    So, it was Hibernate with JPA annotated POJOs, and then Hibernate without Hibernate. It just seems fair that we would round this all off with a little tutorial on Hibernate with just Hibernate, and no cute little POJOs that need to be decorated with JPA annotations. This tutorial goes back to the old way of doing things, with just Hibernate and the XML configuration file.

    Tutorial IIII: Hibernate without the Java Persistence API: Mapping Entities with the XML Configuration File

    By the way, we'll be bringing in some more persistence providers into the mix next week, and shake off this lean towards Hibernate. We've got some great tutorials on DataNucleus, and we're looking at perhaps a tutorial or two on OpenJPA and the like, if we can find someone from that community to write one or two for us. Hint Hint

    Hibernate Made Easy WebSite
    Video Tutorials on Learning Hibernate
    Recommended Books for Learning Hibernate
    Check out this updated Tutorial for Spring 3 

    Threaded Messages (6)

  2. Biggest issue with annotations[ Go to top ]

    From first hand experience using Hibernate and NHibernate is using annotations. If the model is pretty complex and the usage is complex, often an object may map to one or more views. Using annotations restricts the mapping to 1-to-1. Using XML mapping config to me is a better way to go and more flexible than annotations.

  3. Well, I like annotations...but[ Go to top ]

    I hate editing/debugging/fixing XML. I just do. And I always have.

    But having said that, there is great value in having your configuration external to your JavaBeans. I mean, if you could configure your environment without polluting your Java code, keeping it all external in a completely separate XML file, then why wouldn't you? There's a pretty darn good argument there, largely from an architectural/design standpoint.

    From the standpoint of development, I do like having the annotations in the code, and I like the capabilities a smart IDE provides to help me code, compile and configure my annotations.

  4. I've used Hibernate for a lot of years now and in my experience the XML configuration provides so much more flexibility than configuration with annotations.  As soon as you need to support persistence to more than one database type, or even with multiple databases in the same codebase, you just have to move to XML.
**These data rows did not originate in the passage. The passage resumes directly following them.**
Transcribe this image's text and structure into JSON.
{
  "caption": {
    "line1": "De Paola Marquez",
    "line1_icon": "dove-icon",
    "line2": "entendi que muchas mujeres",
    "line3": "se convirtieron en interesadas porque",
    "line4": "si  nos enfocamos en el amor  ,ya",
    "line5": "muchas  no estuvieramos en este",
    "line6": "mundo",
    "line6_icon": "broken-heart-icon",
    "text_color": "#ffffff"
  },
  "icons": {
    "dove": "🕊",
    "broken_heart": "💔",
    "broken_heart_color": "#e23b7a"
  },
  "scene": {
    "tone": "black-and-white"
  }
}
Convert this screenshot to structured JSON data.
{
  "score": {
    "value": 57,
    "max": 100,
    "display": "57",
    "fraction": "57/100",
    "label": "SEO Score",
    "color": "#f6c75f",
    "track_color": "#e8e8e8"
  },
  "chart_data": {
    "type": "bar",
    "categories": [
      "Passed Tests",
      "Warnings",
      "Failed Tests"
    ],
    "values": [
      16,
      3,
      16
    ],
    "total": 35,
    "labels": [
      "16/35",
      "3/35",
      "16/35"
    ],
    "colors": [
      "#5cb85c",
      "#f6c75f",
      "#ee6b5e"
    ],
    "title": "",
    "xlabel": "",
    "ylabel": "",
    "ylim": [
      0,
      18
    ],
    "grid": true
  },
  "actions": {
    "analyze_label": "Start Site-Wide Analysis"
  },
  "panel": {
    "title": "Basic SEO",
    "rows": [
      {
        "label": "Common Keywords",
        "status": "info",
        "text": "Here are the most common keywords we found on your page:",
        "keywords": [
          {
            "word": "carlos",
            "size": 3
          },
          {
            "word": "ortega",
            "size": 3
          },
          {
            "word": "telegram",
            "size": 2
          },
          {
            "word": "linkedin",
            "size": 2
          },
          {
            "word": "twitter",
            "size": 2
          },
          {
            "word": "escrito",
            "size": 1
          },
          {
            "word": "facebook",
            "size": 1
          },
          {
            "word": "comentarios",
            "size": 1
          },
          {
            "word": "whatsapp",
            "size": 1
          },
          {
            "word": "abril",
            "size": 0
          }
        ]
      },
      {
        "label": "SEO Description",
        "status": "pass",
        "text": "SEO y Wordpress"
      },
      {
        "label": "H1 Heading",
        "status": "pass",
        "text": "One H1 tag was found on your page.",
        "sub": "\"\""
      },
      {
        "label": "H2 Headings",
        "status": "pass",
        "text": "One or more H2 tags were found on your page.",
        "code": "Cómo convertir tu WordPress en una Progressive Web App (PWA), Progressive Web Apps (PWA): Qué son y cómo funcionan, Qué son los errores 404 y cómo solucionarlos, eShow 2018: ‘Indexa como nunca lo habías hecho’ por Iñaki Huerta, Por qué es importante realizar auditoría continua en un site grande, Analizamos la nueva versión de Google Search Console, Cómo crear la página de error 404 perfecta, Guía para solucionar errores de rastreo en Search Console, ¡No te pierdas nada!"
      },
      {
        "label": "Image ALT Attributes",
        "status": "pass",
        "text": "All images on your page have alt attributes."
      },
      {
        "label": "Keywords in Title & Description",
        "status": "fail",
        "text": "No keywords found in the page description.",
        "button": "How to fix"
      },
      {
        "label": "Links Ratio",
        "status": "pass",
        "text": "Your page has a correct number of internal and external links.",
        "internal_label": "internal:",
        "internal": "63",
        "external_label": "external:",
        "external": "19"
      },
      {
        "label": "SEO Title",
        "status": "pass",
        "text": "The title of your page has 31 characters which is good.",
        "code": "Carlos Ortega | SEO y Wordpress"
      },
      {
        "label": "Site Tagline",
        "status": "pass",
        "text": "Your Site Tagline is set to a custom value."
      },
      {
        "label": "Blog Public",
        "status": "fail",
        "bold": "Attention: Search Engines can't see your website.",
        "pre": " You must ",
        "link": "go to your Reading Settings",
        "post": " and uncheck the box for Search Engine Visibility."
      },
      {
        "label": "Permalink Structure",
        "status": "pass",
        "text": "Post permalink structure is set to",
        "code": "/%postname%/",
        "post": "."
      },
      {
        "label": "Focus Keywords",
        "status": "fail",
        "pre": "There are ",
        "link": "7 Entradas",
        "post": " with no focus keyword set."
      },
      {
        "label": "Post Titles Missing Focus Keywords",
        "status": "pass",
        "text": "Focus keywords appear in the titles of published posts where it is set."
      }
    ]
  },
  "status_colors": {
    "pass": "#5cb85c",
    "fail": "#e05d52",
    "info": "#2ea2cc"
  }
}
    From a code completion and IDE support perspective, JetBrains IDEA also has excellent support for XML configurations, taking a majority of the pain away from XML editting.  I'm sure the JBoss tools plugin for Eclipse provides a similar level of support, if not better, as well.

  5. I agree: I go even further to say that I don't think java classes polluted with vendor specific annotations could even be called a POJO (Plain Old Java Objects) any more.


    Of course managing metadata in separate XML files becomes a no brainer if you use a simple, lightweight, full lifecycle, modeling tool that creates and manages all the XML metadata files automatically for you as you create new classes, attributes, relationships etc., for example: Visual Classworks/Javelin http://www.stepaheadsoftware.com/products/javelin/javelin.htm


  6. The main problem i see in using annotations for persistence is that you have the information in different classes and you have to know where they are. You can minimize this problem placing them in the same package (i.e: entities).

    On the other hand, if you use xml you just have to do a search to find the appropiate files (hbm.xml) and all persistence information is contained there.

    Using annotations is more IDE friendly for things like refactoring and other stuff.

  7. How to Learn Hibernate[ Go to top ]

    One of the things that I do find is that learning Hibernate or Spring or whatever, tends to be much easier with annotations. Sure, you don't make enterprise wide decisions on that fact, but it does take alot of the frustration out of learning, and that's a good thing. You can really see the frustration on a learners face when they've messed up the config xml file, and they haven't got a clue where they've gone wrong.

    It often seems to me that the bigger the project, the more sense the XML file makes.